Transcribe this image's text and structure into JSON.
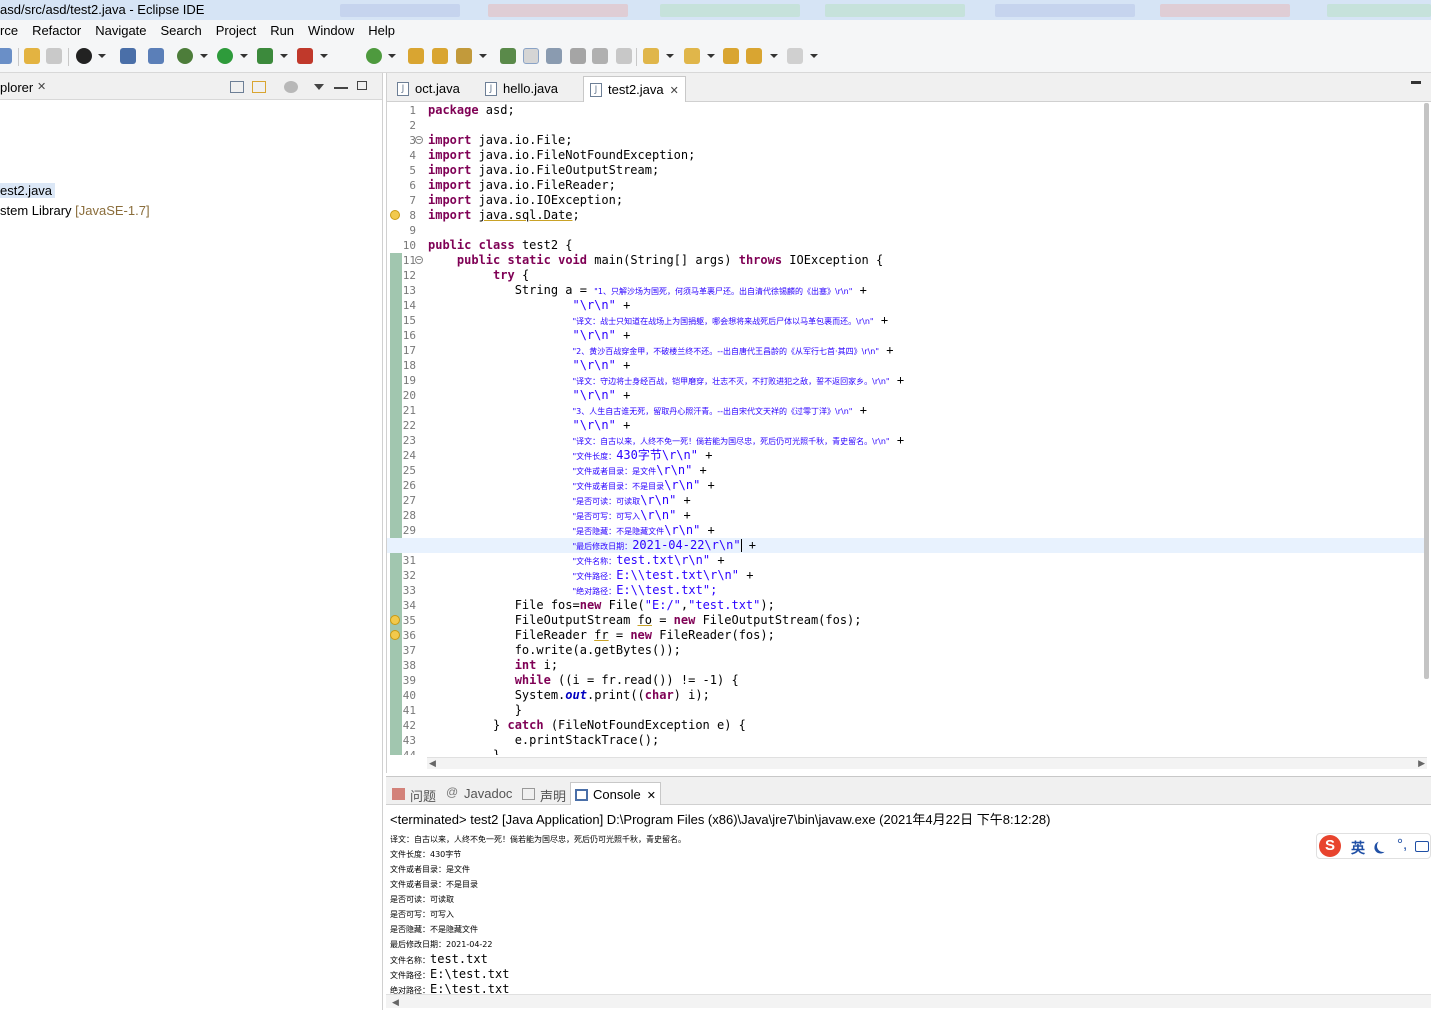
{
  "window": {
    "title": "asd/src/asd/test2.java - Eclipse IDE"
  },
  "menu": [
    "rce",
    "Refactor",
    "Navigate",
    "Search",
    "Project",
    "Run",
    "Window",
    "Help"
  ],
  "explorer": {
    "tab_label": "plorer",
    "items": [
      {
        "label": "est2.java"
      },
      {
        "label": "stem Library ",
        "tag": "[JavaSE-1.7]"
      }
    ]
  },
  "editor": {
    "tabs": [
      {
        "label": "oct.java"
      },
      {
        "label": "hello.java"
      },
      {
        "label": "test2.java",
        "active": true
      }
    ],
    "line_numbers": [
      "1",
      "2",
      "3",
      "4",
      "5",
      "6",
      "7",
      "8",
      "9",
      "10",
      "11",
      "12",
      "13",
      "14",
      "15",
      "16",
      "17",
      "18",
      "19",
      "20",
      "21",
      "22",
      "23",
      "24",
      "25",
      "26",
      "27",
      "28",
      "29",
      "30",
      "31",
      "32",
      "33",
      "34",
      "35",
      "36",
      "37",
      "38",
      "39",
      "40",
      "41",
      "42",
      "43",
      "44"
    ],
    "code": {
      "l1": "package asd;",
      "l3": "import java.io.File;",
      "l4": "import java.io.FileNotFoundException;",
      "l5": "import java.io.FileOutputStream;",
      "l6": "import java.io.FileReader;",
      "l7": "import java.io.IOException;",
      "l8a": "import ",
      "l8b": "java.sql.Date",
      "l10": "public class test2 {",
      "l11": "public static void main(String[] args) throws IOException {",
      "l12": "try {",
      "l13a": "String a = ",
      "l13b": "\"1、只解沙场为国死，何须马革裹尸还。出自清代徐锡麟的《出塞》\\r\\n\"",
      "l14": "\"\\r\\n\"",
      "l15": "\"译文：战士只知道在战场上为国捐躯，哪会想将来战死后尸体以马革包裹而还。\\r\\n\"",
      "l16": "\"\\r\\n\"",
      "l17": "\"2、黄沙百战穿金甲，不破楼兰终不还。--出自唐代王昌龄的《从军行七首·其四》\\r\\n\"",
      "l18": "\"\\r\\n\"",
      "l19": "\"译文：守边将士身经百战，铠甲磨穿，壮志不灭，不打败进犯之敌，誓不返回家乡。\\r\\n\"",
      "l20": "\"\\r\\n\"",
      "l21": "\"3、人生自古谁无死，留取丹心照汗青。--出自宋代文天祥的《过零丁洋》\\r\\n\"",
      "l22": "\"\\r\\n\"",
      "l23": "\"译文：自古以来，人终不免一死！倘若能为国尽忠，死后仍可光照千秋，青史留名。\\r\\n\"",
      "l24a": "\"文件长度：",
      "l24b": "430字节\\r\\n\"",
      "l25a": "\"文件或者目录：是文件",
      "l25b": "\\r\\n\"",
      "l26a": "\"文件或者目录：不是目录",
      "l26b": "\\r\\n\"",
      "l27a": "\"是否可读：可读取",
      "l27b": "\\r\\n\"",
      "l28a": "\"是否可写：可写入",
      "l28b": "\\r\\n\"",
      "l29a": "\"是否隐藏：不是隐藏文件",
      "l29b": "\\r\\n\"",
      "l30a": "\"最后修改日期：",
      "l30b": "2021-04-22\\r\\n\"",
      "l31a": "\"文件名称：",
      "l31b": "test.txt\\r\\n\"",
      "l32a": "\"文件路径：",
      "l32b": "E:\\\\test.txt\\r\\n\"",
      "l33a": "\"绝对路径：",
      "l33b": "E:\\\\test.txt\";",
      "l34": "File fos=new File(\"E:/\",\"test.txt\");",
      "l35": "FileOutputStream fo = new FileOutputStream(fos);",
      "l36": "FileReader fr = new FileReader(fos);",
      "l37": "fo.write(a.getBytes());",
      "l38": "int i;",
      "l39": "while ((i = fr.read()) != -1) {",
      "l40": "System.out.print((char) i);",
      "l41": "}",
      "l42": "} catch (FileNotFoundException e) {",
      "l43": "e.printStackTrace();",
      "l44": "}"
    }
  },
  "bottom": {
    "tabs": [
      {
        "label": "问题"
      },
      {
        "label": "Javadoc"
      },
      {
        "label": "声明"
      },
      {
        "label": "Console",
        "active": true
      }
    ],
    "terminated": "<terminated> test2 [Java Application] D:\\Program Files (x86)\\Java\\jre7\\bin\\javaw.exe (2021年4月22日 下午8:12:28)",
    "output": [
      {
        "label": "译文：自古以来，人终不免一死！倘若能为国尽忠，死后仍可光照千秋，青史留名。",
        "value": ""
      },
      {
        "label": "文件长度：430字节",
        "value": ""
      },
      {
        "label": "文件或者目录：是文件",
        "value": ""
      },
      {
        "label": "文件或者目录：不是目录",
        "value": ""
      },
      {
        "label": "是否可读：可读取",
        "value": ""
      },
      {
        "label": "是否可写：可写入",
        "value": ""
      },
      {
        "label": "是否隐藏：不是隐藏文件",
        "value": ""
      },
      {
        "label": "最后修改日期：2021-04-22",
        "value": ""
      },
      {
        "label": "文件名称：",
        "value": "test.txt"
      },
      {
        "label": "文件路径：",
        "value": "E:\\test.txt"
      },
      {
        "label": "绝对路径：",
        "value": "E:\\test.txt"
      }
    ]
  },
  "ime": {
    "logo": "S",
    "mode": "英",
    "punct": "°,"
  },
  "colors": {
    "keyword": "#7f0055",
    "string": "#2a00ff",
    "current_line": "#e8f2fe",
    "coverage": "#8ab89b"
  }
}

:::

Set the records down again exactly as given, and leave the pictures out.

Transcribe this image's text and structure into JSON.
{
  "window": {
    "title": "asd/src/asd/test2.java - Eclipse IDE"
  },
  "menu": [
    "rce",
    "Refactor",
    "Navigate",
    "Search",
    "Project",
    "Run",
    "Window",
    "Help"
  ],
  "explorer": {
    "tab_label": "plorer",
    "items": [
      {
        "label": "est2.java"
      },
      {
        "label": "stem Library ",
        "tag": "[JavaSE-1.7]"
      }
    ]
  },
  "editor": {
    "tabs": [
      {
        "label": "oct.java"
      },
      {
        "label": "hello.java"
      },
      {
        "label": "test2.java",
        "active": true
      }
    ],
    "line_numbers": [
      "1",
      "2",
      "3",
      "4",
      "5",
      "6",
      "7",
      "8",
      "9",
      "10",
      "11",
      "12",
      "13",
      "14",
      "15",
      "16",
      "17",
      "18",
      "19",
      "20",
      "21",
      "22",
      "23",
      "24",
      "25",
      "26",
      "27",
      "28",
      "29",
      "30",
      "31",
      "32",
      "33",
      "34",
      "35",
      "36",
      "37",
      "38",
      "39",
      "40",
      "41",
      "42",
      "43",
      "44"
    ],
    "code": {
      "l1": "package asd;",
      "l3": "import java.io.File;",
      "l4": "import java.io.FileNotFoundException;",
      "l5": "import java.io.FileOutputStream;",
      "l6": "import java.io.FileReader;",
      "l7": "import java.io.IOException;",
      "l8a": "import ",
      "l8b": "java.sql.Date",
      "l10": "public class test2 {",
      "l11": "public static void main(String[] args) throws IOException {",
      "l12": "try {",
      "l13a": "String a = ",
      "l13b": "\"1、只解沙场为国死，何须马革裹尸还。出自清代徐锡麟的《出塞》\\r\\n\"",
      "l14": "\"\\r\\n\"",
      "l15": "\"译文：战士只知道在战场上为国捐躯，哪会想将来战死后尸体以马革包裹而还。\\r\\n\"",
      "l16": "\"\\r\\n\"",
      "l17": "\"2、黄沙百战穿金甲，不破楼兰终不还。--出自唐代王昌龄的《从军行七首·其四》\\r\\n\"",
      "l18": "\"\\r\\n\"",
      "l19": "\"译文：守边将士身经百战，铠甲磨穿，壮志不灭，不打败进犯之敌，誓不返回家乡。\\r\\n\"",
      "l20": "\"\\r\\n\"",
      "l21": "\"3、人生自古谁无死，留取丹心照汗青。--出自宋代文天祥的《过零丁洋》\\r\\n\"",
      "l22": "\"\\r\\n\"",
      "l23": "\"译文：自古以来，人终不免一死！倘若能为国尽忠，死后仍可光照千秋，青史留名。\\r\\n\"",
      "l24a": "\"文件长度：",
      "l24b": "430字节\\r\\n\"",
      "l25a": "\"文件或者目录：是文件",
      "l25b": "\\r\\n\"",
      "l26a": "\"文件或者目录：不是目录",
      "l26b": "\\r\\n\"",
      "l27a": "\"是否可读：可读取",
      "l27b": "\\r\\n\"",
      "l28a": "\"是否可写：可写入",
      "l28b": "\\r\\n\"",
      "l29a": "\"是否隐藏：不是隐藏文件",
      "l29b": "\\r\\n\"",
      "l30a": "\"最后修改日期：",
      "l30b": "2021-04-22\\r\\n\"",
      "l31a": "\"文件名称：",
      "l31b": "test.txt\\r\\n\"",
      "l32a": "\"文件路径：",
      "l32b": "E:\\\\test.txt\\r\\n\"",
      "l33a": "\"绝对路径：",
      "l33b": "E:\\\\test.txt\";",
      "l34": "File fos=new File(\"E:/\",\"test.txt\");",
      "l35": "FileOutputStream fo = new FileOutputStream(fos);",
      "l36": "FileReader fr = new FileReader(fos);",
      "l37": "fo.write(a.getBytes());",
      "l38": "int i;",
      "l39": "while ((i = fr.read()) != -1) {",
      "l40": "System.out.print((char) i);",
      "l41": "}",
      "l42": "} catch (FileNotFoundException e) {",
      "l43": "e.printStackTrace();",
      "l44": "}"
    }
  },
  "bottom": {
    "tabs": [
      {
        "label": "问题"
      },
      {
        "label": "Javadoc"
      },
      {
        "label": "声明"
      },
      {
        "label": "Console",
        "active": true
      }
    ],
    "terminated": "<terminated> test2 [Java Application] D:\\Program Files (x86)\\Java\\jre7\\bin\\javaw.exe (2021年4月22日 下午8:12:28)",
    "output": [
      {
        "label": "译文：自古以来，人终不免一死！倘若能为国尽忠，死后仍可光照千秋，青史留名。",
        "value": ""
      },
      {
        "label": "文件长度：430字节",
        "value": ""
      },
      {
        "label": "文件或者目录：是文件",
        "value": ""
      },
      {
        "label": "文件或者目录：不是目录",
        "value": ""
      },
      {
        "label": "是否可读：可读取",
        "value": ""
      },
      {
        "label": "是否可写：可写入",
        "value": ""
      },
      {
        "label": "是否隐藏：不是隐藏文件",
        "value": ""
      },
      {
        "label": "最后修改日期：2021-04-22",
        "value": ""
      },
      {
        "label": "文件名称：",
        "value": "test.txt"
      },
      {
        "label": "文件路径：",
        "value": "E:\\test.txt"
      },
      {
        "label": "绝对路径：",
        "value": "E:\\test.txt"
      }
    ]
  },
  "ime": {
    "logo": "S",
    "mode": "英",
    "punct": "°,"
  },
  "colors": {
    "keyword": "#7f0055",
    "string": "#2a00ff",
    "current_line": "#e8f2fe",
    "coverage": "#8ab89b"
  }
}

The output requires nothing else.